(Dataset rows for apps and sites)
----
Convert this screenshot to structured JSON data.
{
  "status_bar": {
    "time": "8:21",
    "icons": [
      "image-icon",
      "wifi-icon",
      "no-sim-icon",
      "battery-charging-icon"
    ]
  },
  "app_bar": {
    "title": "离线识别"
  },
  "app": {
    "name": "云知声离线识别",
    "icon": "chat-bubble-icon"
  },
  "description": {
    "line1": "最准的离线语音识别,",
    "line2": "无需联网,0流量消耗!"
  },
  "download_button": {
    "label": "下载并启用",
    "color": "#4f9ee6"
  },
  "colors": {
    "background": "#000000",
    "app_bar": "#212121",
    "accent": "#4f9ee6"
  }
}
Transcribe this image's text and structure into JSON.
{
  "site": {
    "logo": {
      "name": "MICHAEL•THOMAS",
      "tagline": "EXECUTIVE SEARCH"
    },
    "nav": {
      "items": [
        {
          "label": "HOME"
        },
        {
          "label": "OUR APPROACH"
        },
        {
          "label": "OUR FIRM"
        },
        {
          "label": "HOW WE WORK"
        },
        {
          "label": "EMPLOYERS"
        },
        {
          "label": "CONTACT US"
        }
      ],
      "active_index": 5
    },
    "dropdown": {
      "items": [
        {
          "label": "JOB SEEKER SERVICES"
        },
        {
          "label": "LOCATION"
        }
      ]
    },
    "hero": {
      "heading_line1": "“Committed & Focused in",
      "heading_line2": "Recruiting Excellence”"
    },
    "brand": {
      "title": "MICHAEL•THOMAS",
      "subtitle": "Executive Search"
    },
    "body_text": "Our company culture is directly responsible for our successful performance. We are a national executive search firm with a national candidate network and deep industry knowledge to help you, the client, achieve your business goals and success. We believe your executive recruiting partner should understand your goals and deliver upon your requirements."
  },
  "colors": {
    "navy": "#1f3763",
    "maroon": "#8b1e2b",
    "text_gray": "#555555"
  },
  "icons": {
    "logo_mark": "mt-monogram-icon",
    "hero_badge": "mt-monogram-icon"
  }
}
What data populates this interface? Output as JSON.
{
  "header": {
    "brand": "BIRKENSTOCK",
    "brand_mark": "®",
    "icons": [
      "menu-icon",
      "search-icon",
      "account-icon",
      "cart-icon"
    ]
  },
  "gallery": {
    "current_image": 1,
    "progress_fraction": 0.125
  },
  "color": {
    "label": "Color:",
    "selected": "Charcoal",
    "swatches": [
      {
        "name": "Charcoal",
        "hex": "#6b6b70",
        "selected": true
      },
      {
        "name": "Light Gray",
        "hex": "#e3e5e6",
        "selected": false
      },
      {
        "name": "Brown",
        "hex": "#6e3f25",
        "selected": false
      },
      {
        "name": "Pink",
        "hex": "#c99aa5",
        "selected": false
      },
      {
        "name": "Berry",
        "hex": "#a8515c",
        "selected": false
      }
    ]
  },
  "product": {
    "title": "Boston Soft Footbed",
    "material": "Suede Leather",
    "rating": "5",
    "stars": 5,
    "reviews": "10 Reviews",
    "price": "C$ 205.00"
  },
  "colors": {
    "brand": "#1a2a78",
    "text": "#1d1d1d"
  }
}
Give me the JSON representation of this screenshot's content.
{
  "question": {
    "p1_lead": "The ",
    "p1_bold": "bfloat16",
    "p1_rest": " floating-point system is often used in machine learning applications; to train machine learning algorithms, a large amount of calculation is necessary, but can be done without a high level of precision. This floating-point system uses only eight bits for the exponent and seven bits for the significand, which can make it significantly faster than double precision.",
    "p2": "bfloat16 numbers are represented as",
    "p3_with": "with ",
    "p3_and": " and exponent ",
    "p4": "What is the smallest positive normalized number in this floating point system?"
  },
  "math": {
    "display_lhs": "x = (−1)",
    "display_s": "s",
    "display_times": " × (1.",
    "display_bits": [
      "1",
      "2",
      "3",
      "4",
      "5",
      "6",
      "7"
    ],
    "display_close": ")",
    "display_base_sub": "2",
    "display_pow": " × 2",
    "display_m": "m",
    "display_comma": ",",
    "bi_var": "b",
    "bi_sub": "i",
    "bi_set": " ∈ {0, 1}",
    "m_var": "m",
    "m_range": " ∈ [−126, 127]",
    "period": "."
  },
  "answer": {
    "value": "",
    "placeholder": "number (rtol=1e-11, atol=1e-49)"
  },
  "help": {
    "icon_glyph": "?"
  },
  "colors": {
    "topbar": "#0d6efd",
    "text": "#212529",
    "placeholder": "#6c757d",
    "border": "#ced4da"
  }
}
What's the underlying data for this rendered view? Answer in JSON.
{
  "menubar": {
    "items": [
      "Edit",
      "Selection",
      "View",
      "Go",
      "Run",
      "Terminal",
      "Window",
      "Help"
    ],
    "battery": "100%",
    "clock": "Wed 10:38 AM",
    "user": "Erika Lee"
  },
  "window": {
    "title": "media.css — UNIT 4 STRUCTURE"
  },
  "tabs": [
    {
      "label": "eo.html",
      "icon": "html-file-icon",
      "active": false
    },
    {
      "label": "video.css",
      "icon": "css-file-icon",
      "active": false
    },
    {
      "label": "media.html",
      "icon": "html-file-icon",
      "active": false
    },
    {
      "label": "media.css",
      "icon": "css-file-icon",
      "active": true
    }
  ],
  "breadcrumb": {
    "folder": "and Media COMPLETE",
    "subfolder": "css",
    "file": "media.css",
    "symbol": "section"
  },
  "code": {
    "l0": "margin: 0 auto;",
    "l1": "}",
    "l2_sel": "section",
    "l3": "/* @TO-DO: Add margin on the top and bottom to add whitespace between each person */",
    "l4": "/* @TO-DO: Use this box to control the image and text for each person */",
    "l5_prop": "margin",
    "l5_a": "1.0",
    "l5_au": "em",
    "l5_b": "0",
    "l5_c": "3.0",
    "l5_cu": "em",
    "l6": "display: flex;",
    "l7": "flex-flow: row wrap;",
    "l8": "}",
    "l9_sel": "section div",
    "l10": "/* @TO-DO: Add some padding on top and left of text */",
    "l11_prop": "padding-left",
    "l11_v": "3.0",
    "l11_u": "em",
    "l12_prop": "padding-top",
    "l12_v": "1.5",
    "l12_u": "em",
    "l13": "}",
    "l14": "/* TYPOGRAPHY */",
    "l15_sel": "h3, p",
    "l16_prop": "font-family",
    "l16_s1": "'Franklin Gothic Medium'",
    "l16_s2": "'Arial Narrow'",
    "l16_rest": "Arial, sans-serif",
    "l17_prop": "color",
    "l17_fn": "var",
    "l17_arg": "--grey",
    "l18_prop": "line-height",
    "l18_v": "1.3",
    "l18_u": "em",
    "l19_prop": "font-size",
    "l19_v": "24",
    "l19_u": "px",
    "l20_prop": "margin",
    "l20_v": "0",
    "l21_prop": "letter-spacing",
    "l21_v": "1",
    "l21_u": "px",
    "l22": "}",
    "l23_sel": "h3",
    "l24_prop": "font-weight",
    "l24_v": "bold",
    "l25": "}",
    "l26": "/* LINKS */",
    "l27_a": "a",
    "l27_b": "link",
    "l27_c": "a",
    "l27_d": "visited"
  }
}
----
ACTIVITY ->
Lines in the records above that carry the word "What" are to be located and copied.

ANSWER SECTION ->
What data populates this interface? Output as JSON.
    "p4": "What is the smallest positive normalized number in this floating point system?"
What's the underlying data for this rendered view? Answer in JSON.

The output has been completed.